=== Your task ===
Repeat the listing exactly. Do not carry over any pictures.

=== The input ===
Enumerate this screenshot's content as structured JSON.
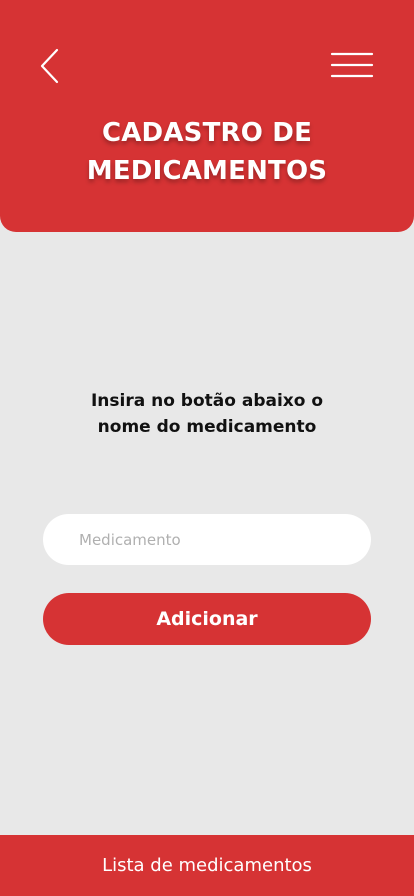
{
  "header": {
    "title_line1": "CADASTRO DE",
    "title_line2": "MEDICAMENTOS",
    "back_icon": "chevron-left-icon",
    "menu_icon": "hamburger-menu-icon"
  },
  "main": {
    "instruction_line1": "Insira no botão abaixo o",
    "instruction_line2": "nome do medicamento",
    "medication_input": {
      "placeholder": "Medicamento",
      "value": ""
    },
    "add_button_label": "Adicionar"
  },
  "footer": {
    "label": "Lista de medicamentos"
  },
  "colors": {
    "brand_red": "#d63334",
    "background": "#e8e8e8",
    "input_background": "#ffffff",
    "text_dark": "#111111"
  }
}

=== Result of the task ===
Enumerate this screenshot's content as structured JSON.
{
  "header": {
    "title_line1": "CADASTRO DE",
    "title_line2": "MEDICAMENTOS",
    "back_icon": "chevron-left-icon",
    "menu_icon": "hamburger-menu-icon"
  },
  "main": {
    "instruction_line1": "Insira no botão abaixo o",
    "instruction_line2": "nome do medicamento",
    "medication_input": {
      "placeholder": "Medicamento",
      "value": ""
    },
    "add_button_label": "Adicionar"
  },
  "footer": {
    "label": "Lista de medicamentos"
  },
  "colors": {
    "brand_red": "#d63334",
    "background": "#e8e8e8",
    "input_background": "#ffffff",
    "text_dark": "#111111"
  }
}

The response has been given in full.